Officials of the National Drug Law Enforcement Agency (NDLEA) and its South African counterpart in the Directorate of Priority Crime Investigation, popularly known as HAWKS, have held a two-day meeting to forge stronger operational ties to combat drug syndicates operating between the two countries.
NDLEA’s Director of Media and Advocacy, Mr. Femi Babafemi disclosed this in a statement on Tuesday.
TheFact Daily reports that the United Nations Office on Drugs and Crime (UNODC) in its World Drug Report in 2021, disclosed that a Nigerian drug syndicate that supplies a potent central nervous system stimulant, methamphetamine, also known as ‘mkpuru mmiri’, to South Africa, had set up two major transnational supply routes from Nigeria and Afghanistan through which the deadly narcotic is trafficked to Western Cape Province, South Africa.

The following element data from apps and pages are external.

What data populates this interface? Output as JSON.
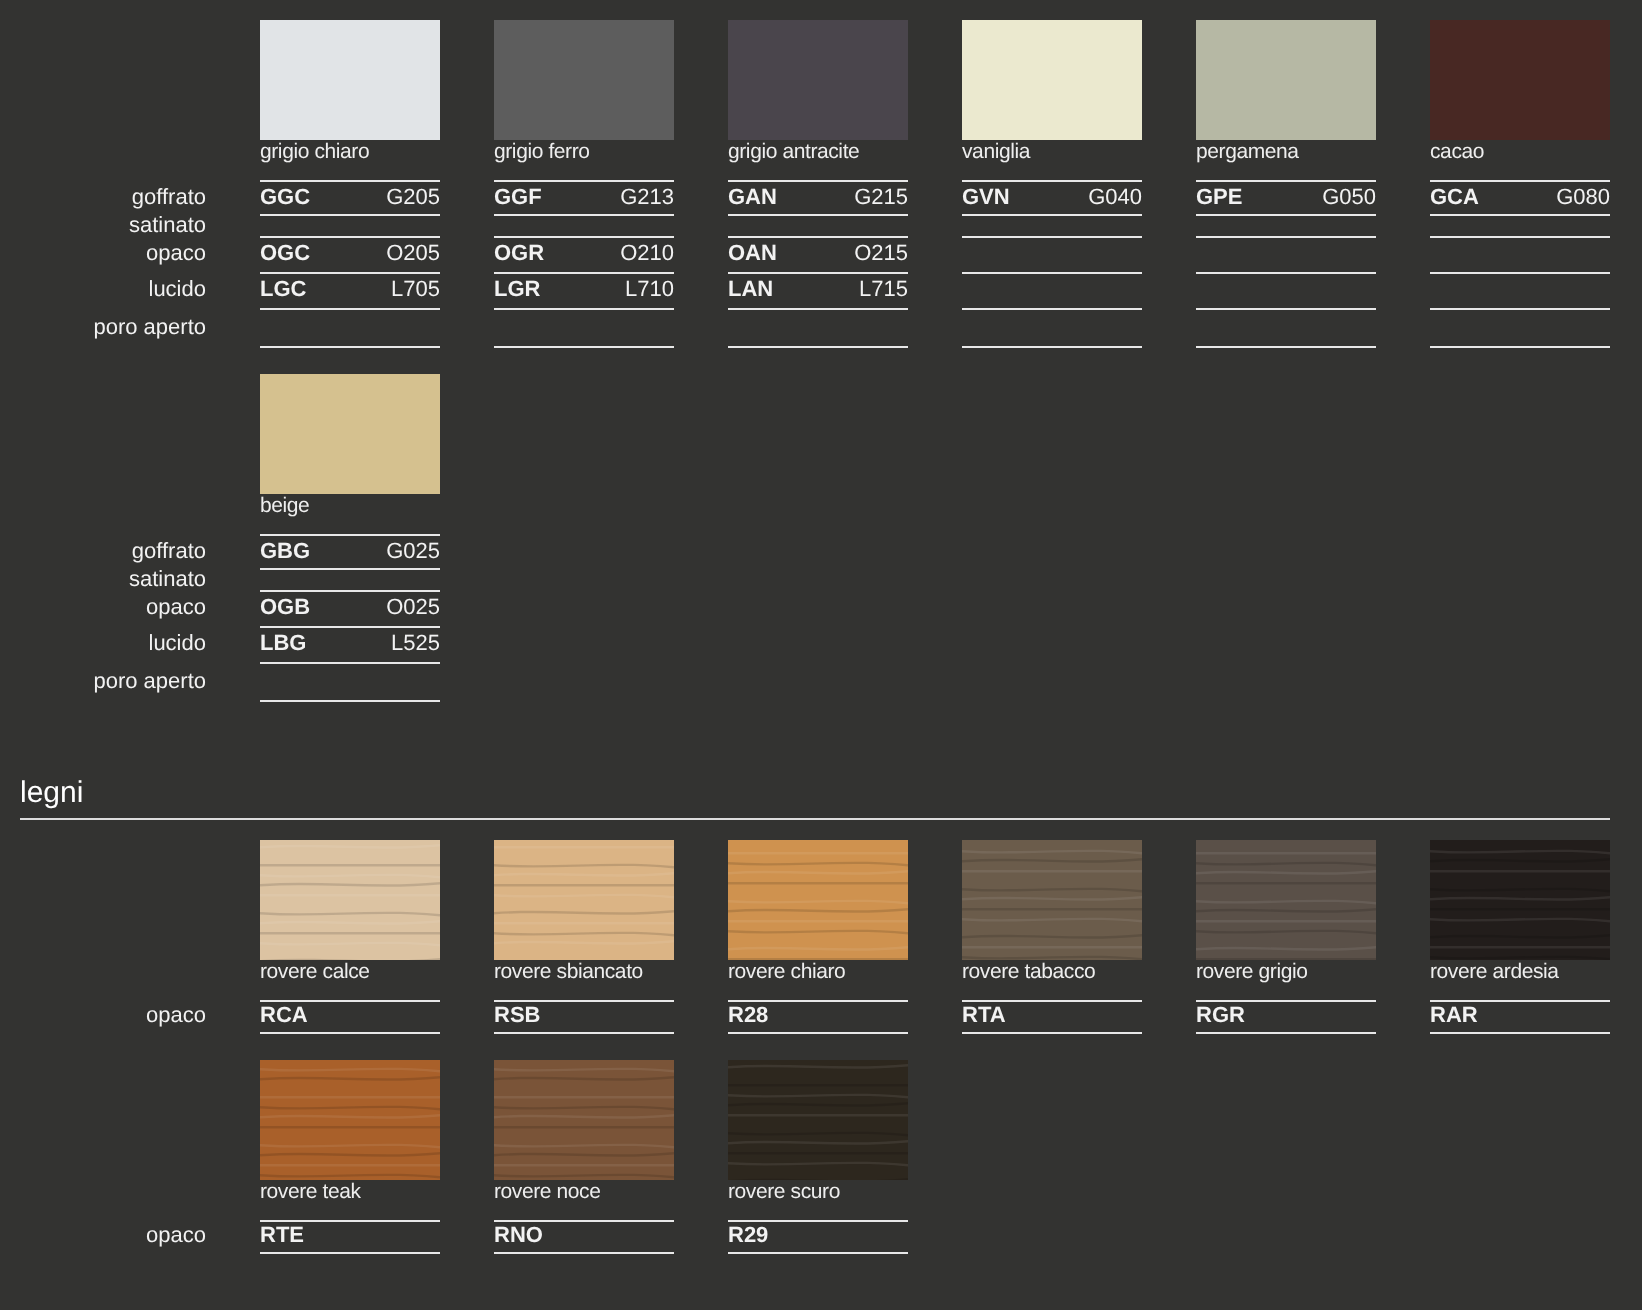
{
  "sections": [
    {
      "blocks": [
        {
          "finishes": [
            "goffrato",
            "satinato",
            "opaco",
            "lucido",
            "poro aperto"
          ],
          "swatches": [
            {
              "kind": "solid",
              "name": "grigio chiaro",
              "color": "#e1e4e7",
              "codes": [
                {
                  "kind": "code",
                  "code": "GGC",
                  "number": "G205"
                },
                {
                  "kind": "blank"
                },
                {
                  "kind": "code",
                  "code": "OGC",
                  "number": "O205"
                },
                {
                  "kind": "code",
                  "code": "LGC",
                  "number": "L705"
                },
                {
                  "kind": "blank"
                }
              ]
            },
            {
              "kind": "solid",
              "name": "grigio ferro",
              "color": "#5d5d5d",
              "codes": [
                {
                  "kind": "code",
                  "code": "GGF",
                  "number": "G213"
                },
                {
                  "kind": "blank"
                },
                {
                  "kind": "code",
                  "code": "OGR",
                  "number": "O210"
                },
                {
                  "kind": "code",
                  "code": "LGR",
                  "number": "L710"
                },
                {
                  "kind": "blank"
                }
              ]
            },
            {
              "kind": "solid",
              "name": "grigio antracite",
              "color": "#4a454c",
              "codes": [
                {
                  "kind": "code",
                  "code": "GAN",
                  "number": "G215"
                },
                {
                  "kind": "blank"
                },
                {
                  "kind": "code",
                  "code": "OAN",
                  "number": "O215"
                },
                {
                  "kind": "code",
                  "code": "LAN",
                  "number": "L715"
                },
                {
                  "kind": "blank"
                }
              ]
            },
            {
              "kind": "solid",
              "name": "vaniglia",
              "color": "#ebe9cf",
              "codes": [
                {
                  "kind": "code",
                  "code": "GVN",
                  "number": "G040"
                },
                {
                  "kind": "blank"
                },
                {
                  "kind": "blank"
                },
                {
                  "kind": "blank"
                },
                {
                  "kind": "blank"
                }
              ]
            },
            {
              "kind": "solid",
              "name": "pergamena",
              "color": "#b6b8a4",
              "codes": [
                {
                  "kind": "code",
                  "code": "GPE",
                  "number": "G050"
                },
                {
                  "kind": "blank"
                },
                {
                  "kind": "blank"
                },
                {
                  "kind": "blank"
                },
                {
                  "kind": "blank"
                }
              ]
            },
            {
              "kind": "solid",
              "name": "cacao",
              "color": "#482823",
              "codes": [
                {
                  "kind": "code",
                  "code": "GCA",
                  "number": "G080"
                },
                {
                  "kind": "blank"
                },
                {
                  "kind": "blank"
                },
                {
                  "kind": "blank"
                },
                {
                  "kind": "blank"
                }
              ]
            }
          ]
        },
        {
          "finishes": [
            "goffrato",
            "satinato",
            "opaco",
            "lucido",
            "poro aperto"
          ],
          "swatches": [
            {
              "kind": "solid",
              "name": "beige",
              "color": "#d5c18f",
              "codes": [
                {
                  "kind": "code",
                  "code": "GBG",
                  "number": "G025"
                },
                {
                  "kind": "blank"
                },
                {
                  "kind": "code",
                  "code": "OGB",
                  "number": "O025"
                },
                {
                  "kind": "code",
                  "code": "LBG",
                  "number": "L525"
                },
                {
                  "kind": "blank"
                }
              ]
            }
          ]
        }
      ]
    },
    {
      "title": "legni",
      "blocks": [
        {
          "finishes": [
            "opaco"
          ],
          "swatches": [
            {
              "kind": "wood",
              "name": "rovere calce",
              "color": "#dcc3a2",
              "codes": [
                {
                  "kind": "code",
                  "code": "RCA"
                }
              ]
            },
            {
              "kind": "wood",
              "name": "rovere sbiancato",
              "color": "#dbb485",
              "codes": [
                {
                  "kind": "code",
                  "code": "RSB"
                }
              ]
            },
            {
              "kind": "wood",
              "name": "rovere chiaro",
              "color": "#cf924f",
              "codes": [
                {
                  "kind": "code",
                  "code": "R28"
                }
              ]
            },
            {
              "kind": "wood",
              "name": "rovere tabacco",
              "color": "#6b5c4b",
              "codes": [
                {
                  "kind": "code",
                  "code": "RTA"
                }
              ]
            },
            {
              "kind": "wood",
              "name": "rovere grigio",
              "color": "#5a5048",
              "codes": [
                {
                  "kind": "code",
                  "code": "RGR"
                }
              ]
            },
            {
              "kind": "wood",
              "name": "rovere ardesia",
              "color": "#221d1b",
              "codes": [
                {
                  "kind": "code",
                  "code": "RAR"
                }
              ]
            }
          ]
        },
        {
          "finishes": [
            "opaco"
          ],
          "swatches": [
            {
              "kind": "wood",
              "name": "rovere teak",
              "color": "#a9602a",
              "codes": [
                {
                  "kind": "code",
                  "code": "RTE"
                }
              ]
            },
            {
              "kind": "wood",
              "name": "rovere noce",
              "color": "#7a5438",
              "codes": [
                {
                  "kind": "code",
                  "code": "RNO"
                }
              ]
            },
            {
              "kind": "wood",
              "name": "rovere scuro",
              "color": "#2d271e",
              "codes": [
                {
                  "kind": "code",
                  "code": "R29"
                }
              ]
            }
          ]
        }
      ]
    }
  ]
}
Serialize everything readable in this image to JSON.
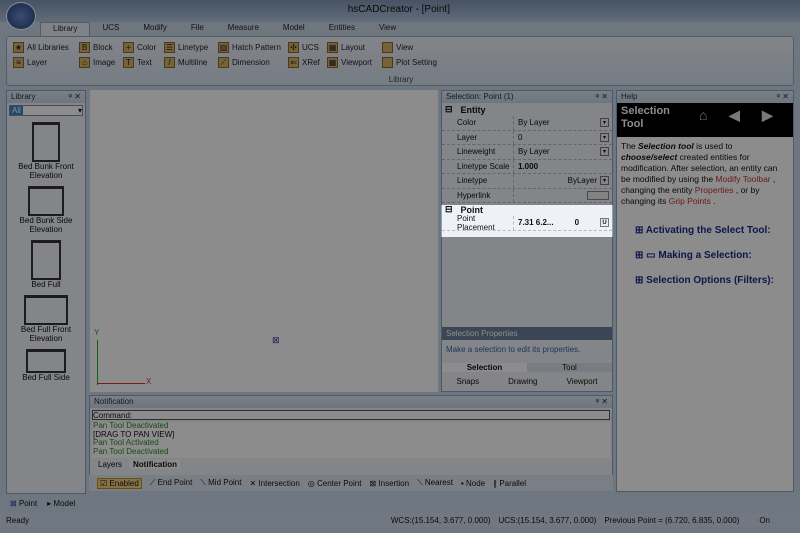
{
  "window": {
    "title": "hsCADCreator - [Point]"
  },
  "ribbon": {
    "tabs": [
      "Library",
      "UCS",
      "Modify",
      "File",
      "Measure",
      "Model",
      "Entities",
      "View"
    ],
    "buttons": [
      "All Libraries",
      "Layer",
      "Block",
      "Image",
      "Color",
      "Text",
      "Linetype",
      "Multiline",
      "Hatch Pattern",
      "Dimension",
      "UCS",
      "XRef",
      "Layout",
      "Viewport",
      "View",
      "Plot Setting"
    ],
    "group_label": "Library"
  },
  "library": {
    "title": "Library",
    "filter": "All",
    "items": [
      "Bed Bunk Front Elevation",
      "Bed Bunk Side Elevation",
      "Bed Full",
      "Bed Full Front Elevation",
      "Bed Full Side"
    ]
  },
  "canvas": {
    "axis_x": "X",
    "axis_y": "Y"
  },
  "selection": {
    "title": "Selection: Point (1)",
    "entity_label": "Entity",
    "rows": [
      {
        "k": "Color",
        "v": "By Layer"
      },
      {
        "k": "Layer",
        "v": "0"
      },
      {
        "k": "Lineweight",
        "v": "By Layer"
      },
      {
        "k": "Linetype Scale",
        "v": "1.000"
      },
      {
        "k": "Linetype",
        "v": "ByLayer"
      },
      {
        "k": "Hyperlink",
        "v": ""
      }
    ],
    "point_label": "Point",
    "point_key": "Point Placement",
    "point_value": "7.31 6.2...",
    "point_z": "0",
    "point_btn": "U",
    "props_title": "Selection Properties",
    "props_hint": "Make a selection to edit its properties.",
    "tabs": [
      "Selection",
      "Tool"
    ],
    "subtabs": [
      "Snaps",
      "Drawing",
      "Viewport"
    ]
  },
  "help": {
    "title": "Help",
    "heading": "Selection Tool",
    "p1": "The ",
    "p1b": "Selection tool",
    "p2": " is used to ",
    "p2b": "choose/select",
    "p3": " created entities for modification. After selection, an entity can be modified by using the ",
    "l1": "Modify Toolbar",
    "p4": " , changing the entity ",
    "l2": "Properties",
    "p5": " , or by changing its ",
    "l3": "Grip Points",
    "p6": " .",
    "links": [
      "Activating the Select Tool:",
      "Making a Selection:",
      "Selection Options (Filters):"
    ]
  },
  "notification": {
    "title": "Notification",
    "command_label": "Command:",
    "log": [
      {
        "t": "Pan Tool Deactivated",
        "c": "g"
      },
      {
        "t": "[DRAG TO PAN VIEW]",
        "c": ""
      },
      {
        "t": "Pan Tool Activated",
        "c": "g"
      },
      {
        "t": "Pan Tool Deactivated",
        "c": "g"
      }
    ],
    "tabs": [
      "Layers",
      "Notification"
    ]
  },
  "snaps": [
    "Enabled",
    "End Point",
    "Mid Point",
    "Intersection",
    "Center Point",
    "Insertion",
    "Nearest",
    "Node",
    "Parallel"
  ],
  "bottom_tabs": [
    "Point",
    "Model"
  ],
  "status": {
    "ready": "Ready",
    "wcs": "WCS:(15.154, 3.677, 0.000)",
    "ucs": "UCS:(15.154, 3.677, 0.000)",
    "prev": "Previous Point = (6.720, 6.835, 0.000)",
    "mode": "On"
  }
}
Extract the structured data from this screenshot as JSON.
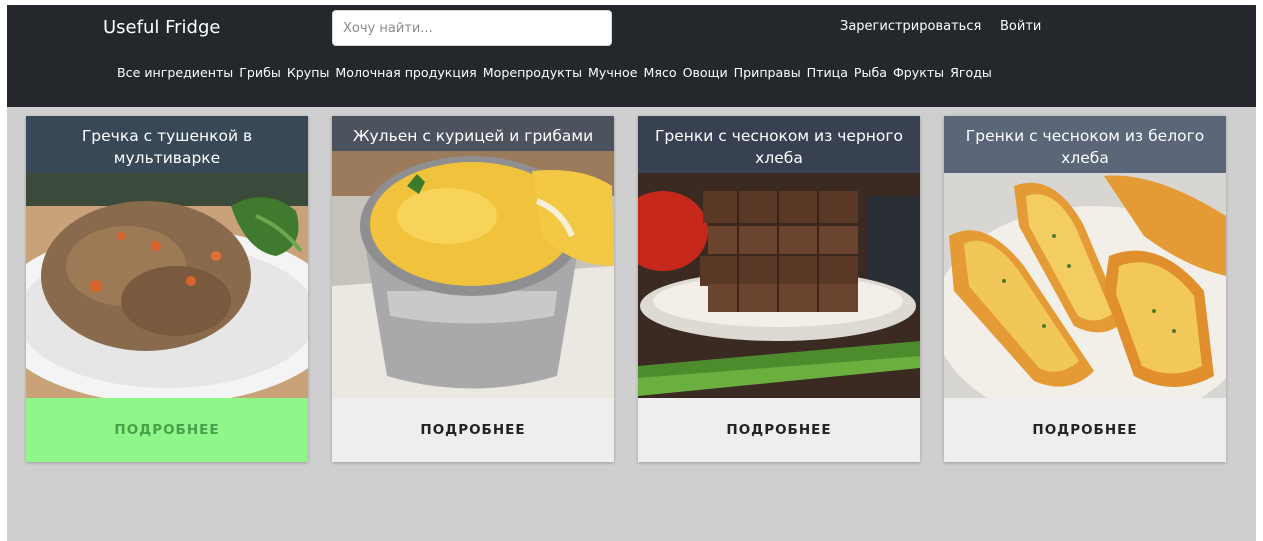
{
  "header": {
    "brand": "Useful Fridge",
    "search_placeholder": "Хочу найти...",
    "register_label": "Зарегистрироваться",
    "login_label": "Войти",
    "categories": [
      "Все ингредиенты",
      "Грибы",
      "Крупы",
      "Молочная продукция",
      "Морепродукты",
      "Мучное",
      "Мясо",
      "Овощи",
      "Приправы",
      "Птица",
      "Рыба",
      "Фрукты",
      "Ягоды"
    ]
  },
  "recipes": [
    {
      "title": "Гречка с тушенкой в мультиварке",
      "more_label": "ПОДРОБНЕЕ",
      "image": "buckwheat-with-stew-photo",
      "highlighted": true
    },
    {
      "title": "Жульен с курицей и грибами",
      "more_label": "ПОДРОБНЕЕ",
      "image": "julienne-photo",
      "highlighted": false
    },
    {
      "title": "Гренки с чесноком из черного хлеба",
      "more_label": "ПОДРОБНЕЕ",
      "image": "black-bread-croutons-photo",
      "highlighted": false
    },
    {
      "title": "Гренки с чесноком из белого хлеба",
      "more_label": "ПОДРОБНЕЕ",
      "image": "white-bread-croutons-photo",
      "highlighted": false
    }
  ],
  "colors": {
    "header_bg": "#24272b",
    "page_bg": "#cfcfcf",
    "card_button_bg": "#eeeeee",
    "card_button_active_bg": "#8ff68a",
    "card_button_active_text": "#48a049",
    "title_band": "#37485f"
  }
}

Speaking during the start of the meeting at the NDLEA headquarters in Abuja on Monday, 24 July, Chairman/Chief Executive Officer, Brig. Gen. Mohammed Buba Marwa (Retd), said the deliberation will bridge the gap and rekindle drug war efforts by deepening collaboration in line with the principle of common and shared responsibility in tackling the global drug problem.
Marwa, who was represented by the Agency’s Secretary, Mr. Shadrach Haruna, expressed optimism about the emergence of a collaborative Memorandum of Understanding (MoU) to combat drug trafficking and related crimes between the NDLEA and HAWKS as one of the expected outcomes of the meeting, which he said would provide a framework for enhanced information exchange and Joint Operations/Joint Airport Interdiction, “all promising dividends that will benefit our two organizations and countries greatly.
The NDLEA boss emphasized the increasing sophistication of drug trafficking cartels, particularly the proliferation of methamphetamine laboratories and the emergence of Fentanyl production facilities which pose grave threats to the safety and well-being of citizens in both countries, which he said demands swift action through the seamless exchange of intelligence and technical expertise.
Intelligence sharing, he opined, will not only halt the spread of the production of illicit and deadly drugs but will also prevent locally produced ones from being smuggled between both countries.
In his remarks, Lt. Gen. Senaba Mosipi, leader of the South African delegation, stressed that the collaboration between the two countries was necessary in view of criminals operating in the drug trade, who recognise neither borders nor geographical boundaries.
He added that to combat their criminality, proactive measures with the arm of the law are imperative.
The partnership between the two countries’ anti-narcotics agencies was first forged in April 2022, during which, Gen. Marwa had called for an operational MoU that will allow both agencies to share intelligence in real-time, engage in joint operations, especially in the area of controlled delivery, joint training and personnel exchange programmes among others.